Introducing village ownership of commercial farming and agro-industrial projects that will provide contract farming opportunities for small-scale farmers and facilitate the commercialisation of rural agricultural activity. (Note that agricultural entrepreneurship and the creation of rural labour markets are both proven pathways out of poverty);
providing comprehensive veterinary services and creating modern cattle dipping programmes to ensure the health of livestock;
Easing access to capital by creating provincial savings and loan institutions that will also effect a devolution/decentralsation of the financial system.
Chiefs and traditional leaders should be depoliticised and equipped to become the fiduciaries for village-owned commercial projects, which will provide jobs and critical safety nets for villagers in lean times.
Poverty can be mitigated through solving the energy poverty in rural communities by creating alternative energy projects and the acceleration of the rural electrification programme, creating comprehensive irrigation infrastructure to fully utilise Zimbabwe’s 10 000 small water bodies to service small-scale farms and promote year-round agricultural production, as well as incentivising Local Direct Investment at the same level as FDI to encourage the growth of locally-owned industries and the economic empowerment of our people.
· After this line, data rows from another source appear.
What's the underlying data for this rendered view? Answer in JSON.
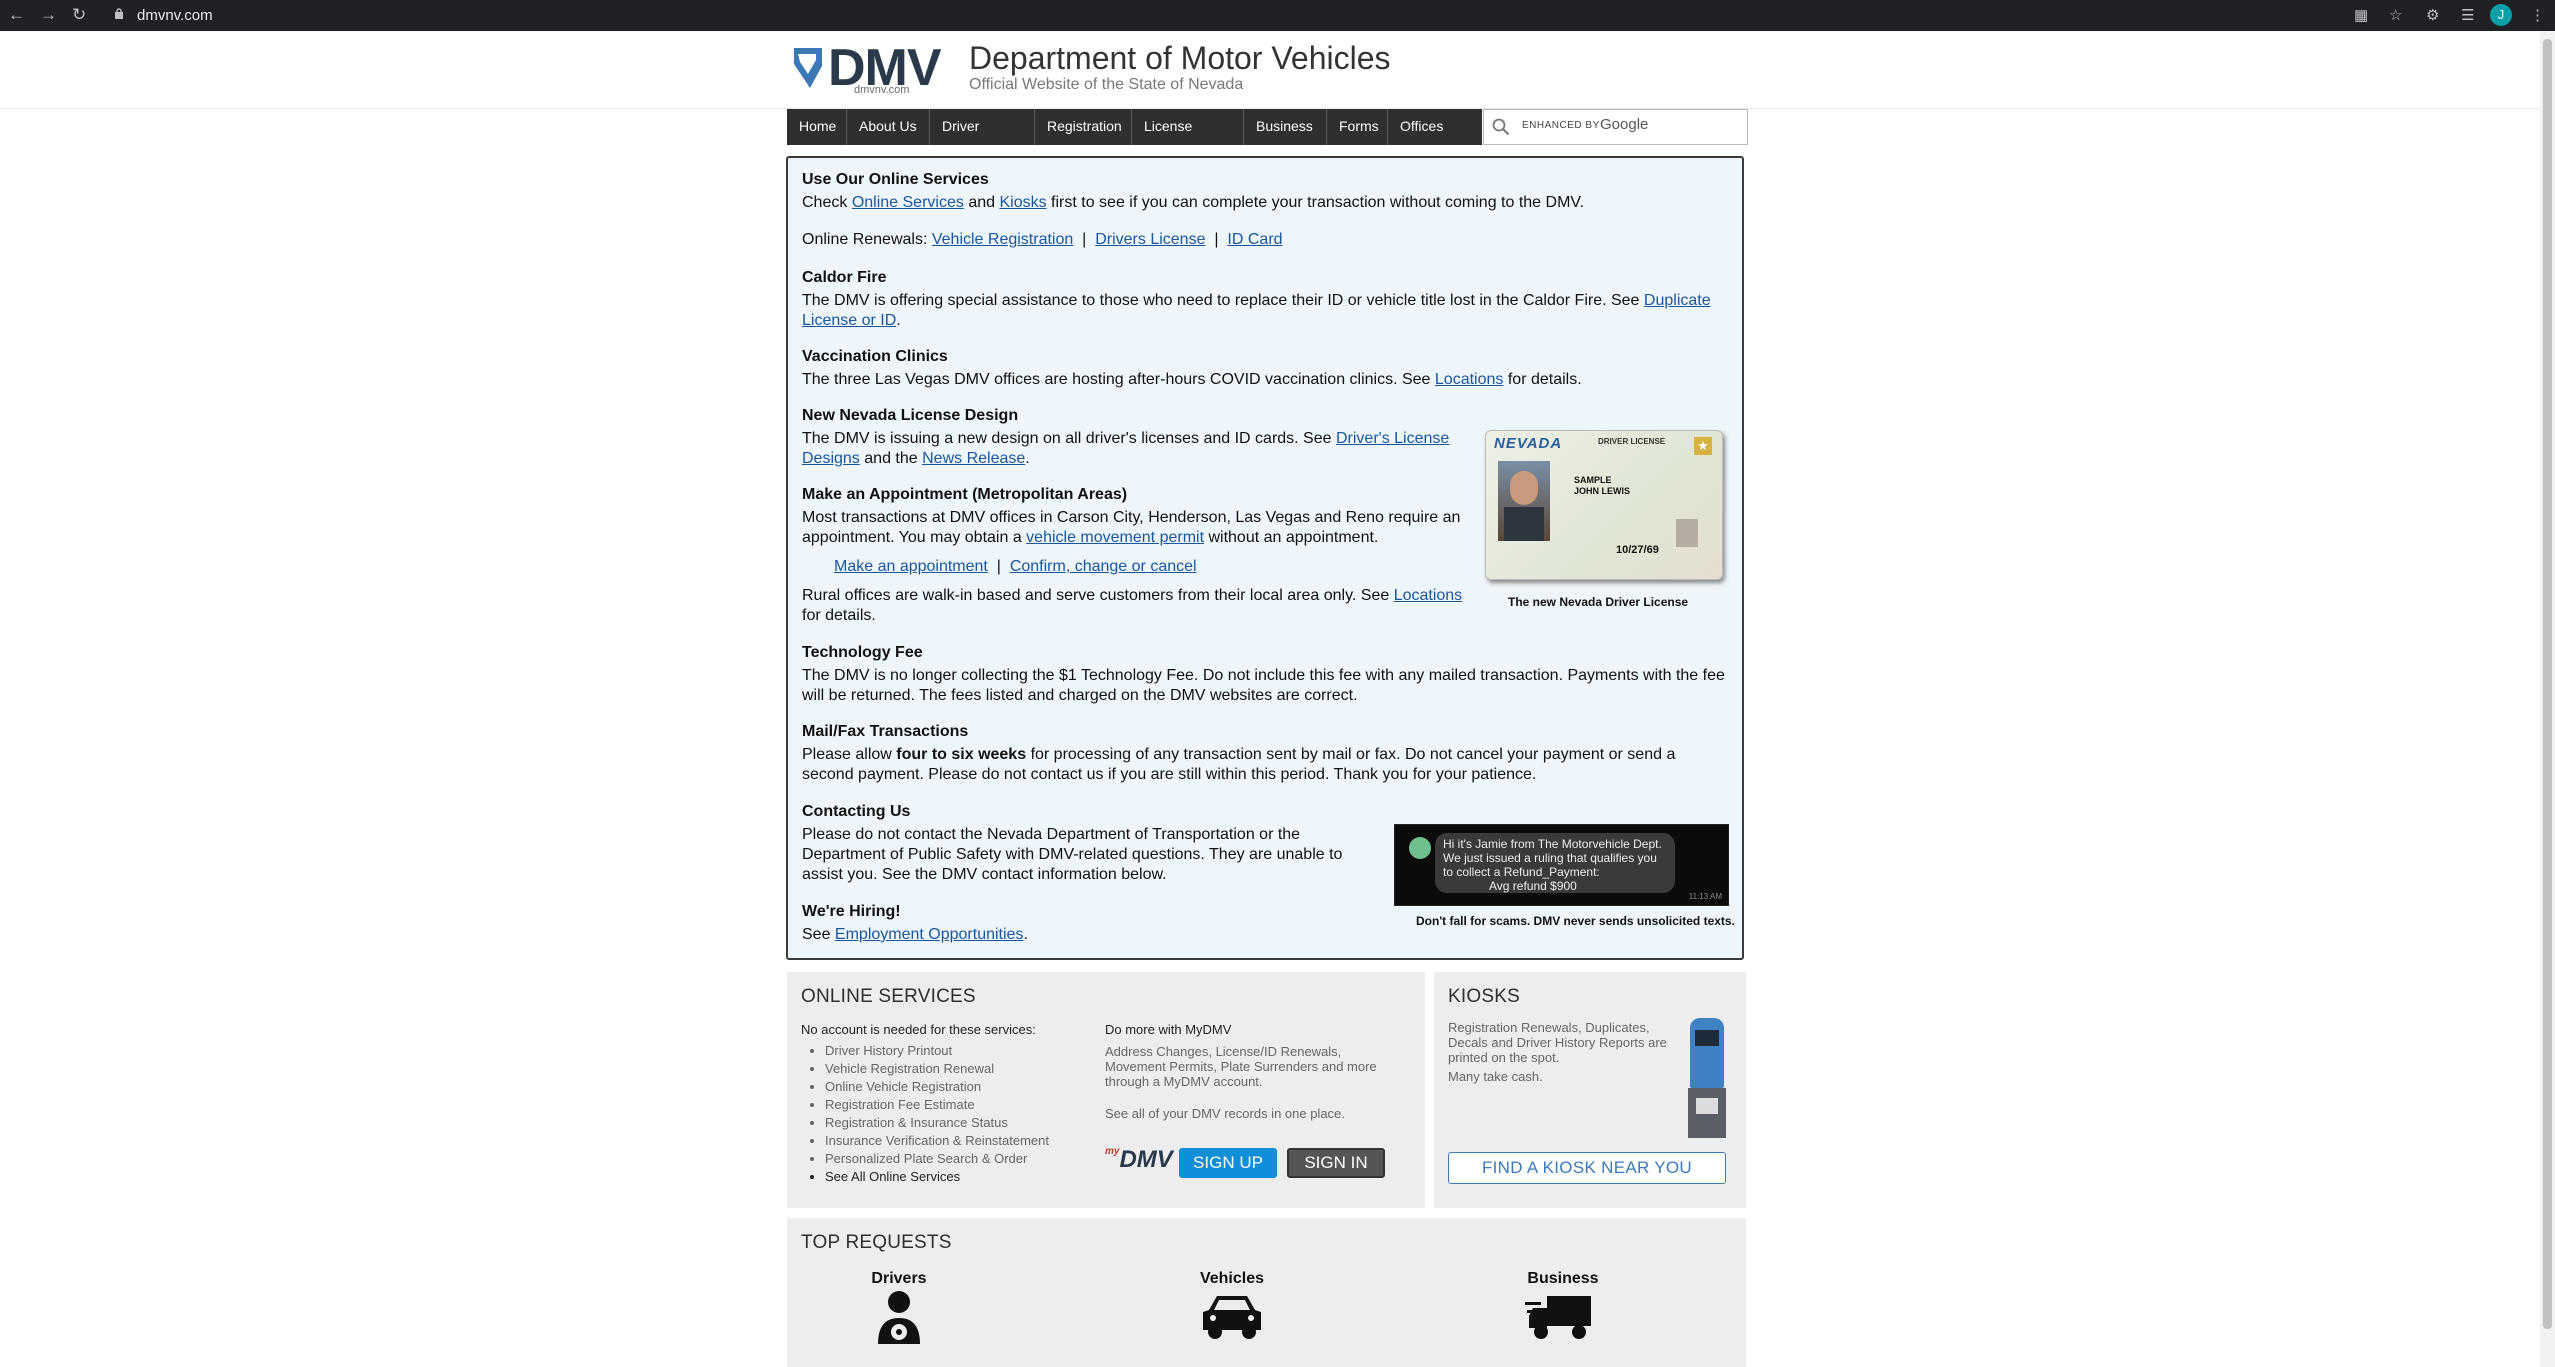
{
  "browser": {
    "url": "dmvnv.com",
    "avatar_letter": "J"
  },
  "header": {
    "logo_text": "DMV",
    "logo_sub": "dmvnv.com",
    "title": "Department of Motor Vehicles",
    "subtitle": "Official Website of the State of Nevada"
  },
  "nav": {
    "items": [
      "Home",
      "About Us",
      "Driver License",
      "Registration",
      "License Plates",
      "Business",
      "Forms",
      "Offices"
    ]
  },
  "search": {
    "enhanced": "ENHANCED BY",
    "google": "Google"
  },
  "notice": {
    "online": {
      "heading": "Use Our Online Services",
      "text1": "Check",
      "link1": "Online Services",
      "text2": "and",
      "link2": "Kiosks",
      "text3": "first to see if you can complete your transaction without coming to the DMV.",
      "renewals_label": "Online Renewals:",
      "renewals": [
        "Vehicle Registration",
        "Drivers License",
        "ID Card"
      ]
    },
    "caldor": {
      "heading": "Caldor Fire",
      "text": "The DMV is offering special assistance to those who need to replace their ID or vehicle title lost in the Caldor Fire. See",
      "link_a": "Duplicate",
      "link_b": "License or ID",
      "end": "."
    },
    "vaccination": {
      "heading": "Vaccination Clinics",
      "text": "The three Las Vegas DMV offices are hosting after-hours COVID vaccination clinics. See",
      "link": "Locations",
      "end": "for details."
    },
    "design": {
      "heading": "New Nevada License Design",
      "text": "The DMV is issuing a new design on all driver's licenses and ID cards. See",
      "link_a": "Driver's License",
      "link_b": "Designs",
      "mid": "and the",
      "link_c": "News Release",
      "end": "."
    },
    "appointment": {
      "heading": "Make an Appointment (Metropolitan Areas)",
      "line1": "Most transactions at DMV offices in Carson City, Henderson, Las Vegas and Reno require an",
      "line2a": "appointment. You may obtain a",
      "link": "vehicle movement permit",
      "line2b": "without an appointment.",
      "link_make": "Make an appointment",
      "link_confirm": "Confirm, change or cancel",
      "rural1": "Rural offices are walk-in based and serve customers from their local area only. See",
      "rural_link": "Locations",
      "rural2": "for details."
    },
    "tech": {
      "heading": "Technology Fee",
      "line1": "The DMV is no longer collecting the $1 Technology Fee. Do not include this fee with any mailed transaction. Payments with the fee",
      "line2": "will be returned. The fees listed and charged on the DMV websites are correct."
    },
    "mail": {
      "heading": "Mail/Fax Transactions",
      "a": "Please allow",
      "bold": "four to six weeks",
      "b": "for processing of any transaction sent by mail or fax. Do not cancel your payment or send a",
      "line2": "second payment. Please do not contact us if you are still within this period. Thank you for your patience."
    },
    "contact": {
      "heading": "Contacting Us",
      "line1": "Please do not contact the Nevada Department of Transportation or the",
      "line2": "Department of Public Safety with DMV-related questions. They are unable to",
      "line3": "assist you. See the DMV contact information below."
    },
    "hiring": {
      "heading": "We're Hiring!",
      "text": "See",
      "link": "Employment Opportunities",
      "end": "."
    },
    "license_card": {
      "state": "NEVADA",
      "type": "DRIVER LICENSE",
      "name1": "SAMPLE",
      "name2": "JOHN LEWIS",
      "dob": "10/27/69",
      "caption": "The new Nevada Driver License"
    },
    "scam": {
      "message": "Hi it's Jamie from The Motorvehicle Dept. We just issued a ruling that qualifies you to collect a Refund_Payment:",
      "refund": "Avg refund $900",
      "time": "11:13 AM",
      "caption": "Don't fall for scams. DMV never sends unsolicited texts."
    }
  },
  "online_services": {
    "heading": "ONLINE SERVICES",
    "no_account": "No account is needed for these services:",
    "items": [
      "Driver History Printout",
      "Vehicle Registration Renewal",
      "Online Vehicle Registration",
      "Registration Fee Estimate",
      "Registration & Insurance Status",
      "Insurance Verification & Reinstatement",
      "Personalized Plate Search & Order",
      "See All Online Services"
    ],
    "mydmv_heading": "Do more with MyDMV",
    "mydmv_text": "Address Changes, License/ID Renewals, Movement Permits, Plate Surrenders and more through a MyDMV account.",
    "mydmv_records": "See all of your DMV records in one place.",
    "mydmv_logo": "DMV",
    "signup": "SIGN UP",
    "signin": "SIGN IN"
  },
  "kiosks": {
    "heading": "KIOSKS",
    "text": "Registration Renewals, Duplicates, Decals and Driver History Reports are printed on the spot.",
    "cash": "Many take cash.",
    "button": "FIND A KIOSK NEAR YOU"
  },
  "top_requests": {
    "heading": "TOP REQUESTS",
    "items": [
      "Drivers",
      "Vehicles",
      "Business"
    ]
  },
  "colors": {
    "link": "#1a55a0",
    "signup": "#0e8fd8",
    "signin": "#555555",
    "nav": "#2f2f2f"
  }
}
the Light The Way Campaign whose brief will be solving rural energy poverty;
the Roadways Out of Poverty that will seek partnerships to construct rural road networks;
Health On Wheels: comprehensive mobile clinics programme to provide specialised services such as cancer screening;
partnership with global housing organisations such as Habitat for Humanity (www.habitat.org) to address housing, water and sanitation needs in the country, including house construction for vulnerable groups and provision of interest-free mortgages to low-income families.
Government can spearhead efforts to make Zimbabwe the most disability friendly country on the continent by, among other things, full capitalisation of institutions providing loans to women and youths; creating a transportation service for Zimbabweans living with disabilities to ease access to services and mainstream their economic participation; revising building codes to ensure easy access for people with disabilities; and creating a business engagement team to create employment opportunities for the 83 percent of unemployed disabled women and 74 percent unemployed men, as well as promote projects and market products made by people with disabilities.
The foregoing list of solutions is hardly an exhaustive one, but would be significant weapons required to win the war against poverty. In his famous speech in Washington DC, five decades ago, Martin Luther King Jr, highlighted “the fierce urgency of now” and warned that in the “unfolding conundrum of life and history,” there is “such a thing as being too late.”
It is my belief that it’s not too late for these fundamental reforms to be implemented. I also don’t believe that the best time to be talking about reforms is four years from now in a polarised campaigning environment.
I am convinced that it will be too late then. President Mnangagwa has the opportunity to lead us in a conversation we must have with ourselves, and to lay down for generations to come the foundation for building a nation, whose greatness will be measured not just by African standards, but global ones.
Instead of just talking about the war on poverty, we all need to play our part in that fight. It is our hope that Government will also partner with us as we launch the work of the War On Poverty Trust.
I wish the President and his team the best as they lead our great country.
Dr Noah Manyika is the president of Build Zimbabwe Alliance and founder of the War On Poverty Trust.